Keep Pets Cool — Heat and Hydration Safety Tips
Warm weather means beautiful greenery and extended time outdoors. However, heat can also be incredibly dangerous to our four-legged friends. Imagine wearing a fur coat during a trip to the beach! Below are some helpful tips on how to keep your pets cool and hydrated.
If you and your pet are outside during the day, make sure to allow your pet plenty of time in the shade. You can also provide your dogs with a kiddie pool filled with cool water or a cool towel to lay on.
Protect their paws
When taking your pet for a walk, check the pavement with your hand before you leave. If you can’t leave your hand for longer than 3 seconds, it is too hot for your pet! Go for walks in the morning or evening when it’s cooler. If you must take your pet out during the day, allow them to walk in the grass.
Hydration is key
Pets can get dehydrated quickly, so be sure to provide them with plenty of fresh, cool water. Add some ice cubes for extra fun! If you and your pet will be outside for more than 5 minutes, bring water and a bowl with you.
Know the signs of heat stroke
Animals pant to cool down their body, but if the humidity is too high, animals can’t get cool. Watch for heavy panting, excessive water consumption, and signs of disorientation. Lower their temperature by wetting the top of their head with cool water and increase air movement with a fan. Consult with the pet’s veterinarian as soon as possible.
Pets in cars
Cars have the same effect as ovens when turned off. Never leave your pet in your car, especially during hot weather. Check out the thermometer below to see just how hot the inside of cars can be.
One important factor of your pet’s health is hydration, but what many pet parents do not realize is how quickly pets can become dehydrated.
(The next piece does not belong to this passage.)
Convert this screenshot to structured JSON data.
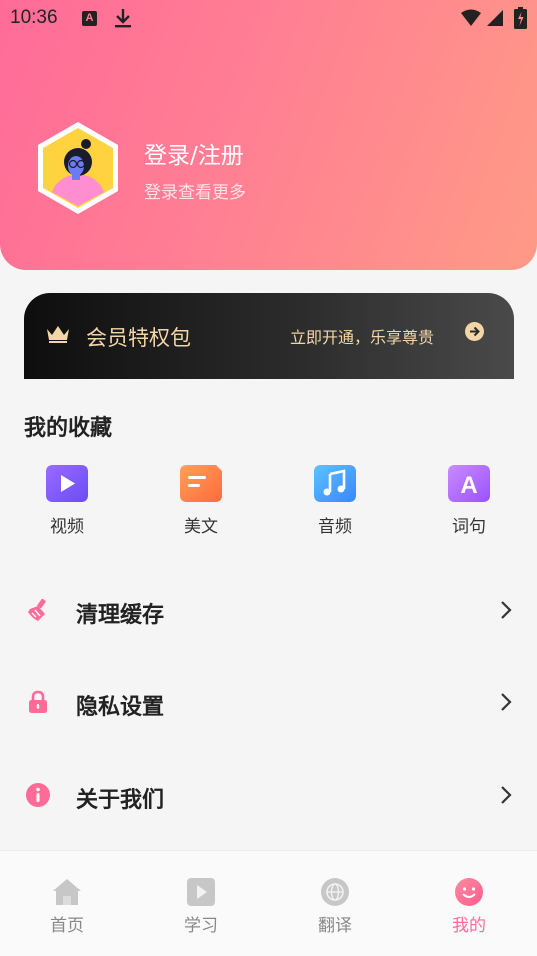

Below are some things to keep in mind during warm weather:
Understand how much water your pet needs. Water consumption is important for all mammals, but it is especially important for dogs and cats. Your pet’s body is made up of 80 percent water, which means your pets constantly have to drink water in order to stay well hydrated. On average, your pet needs one ounce of water for every pound that they weigh. If they are exercising or going outside, they may need more.
Avoid going too long without water. A good general rule is to always have access to fresh water no matter where you are. One great product that we recommend is the OllyBottle that acts as both a water bottle and water bowl for your dog! You can purchase one at our shelter or online.
Know the signs of dehydration. Dehydration can happen very quickly. Know the signs to make sure you can get your pet help as soon as possible:
- Vomiting and/or diarrhea
- Loss of energy
- Excessive, ongoing panting
- Loss of appetite
- Sunken, dry eyes
- Dry, sticky gums
- Loss of skin elasticity
What to do. If you notice signs of dehydration in your pet, contact your veterinarian immediately.
Dogs cool themselves down by panting. However, during extremely hot weather, sometimes a dog’s body temperature rises too high and causes heatstroke. Prevention is extremely important, but if you suspect your dog is suffering from heatstroke, take them to receive veterinary care immediately.
What is heatstroke? Heatstroke is a type of hyperthermia that happens when a dog’s panting cannot accommodate excessive heat.
Understand your surroundings. If you are sweating or feel overwhelmed by the heat, your dog does too! Your furry friend will always try to push themselves to please you. Make sure you are not asking them to exercise or be in an environment that will increase their chances of heatstroke.
Know your dog’s limits. Dogs with shorter snouts or longer hair may be more susceptible to heat exhaustion. Understand your dog’s potential needs and compromise to keep your pet safe.
Do not use ice cubes to cure heatstroke. When trying to cool your pet down, you must slowly decrease their temperature to prevent complications. Ice cubes are great in a dog’s water bowl on a hot day, but if they are already suffering from heatstroke, very cold water or ice cubes can cause shock. Cool towels are best to start bringing the fever down.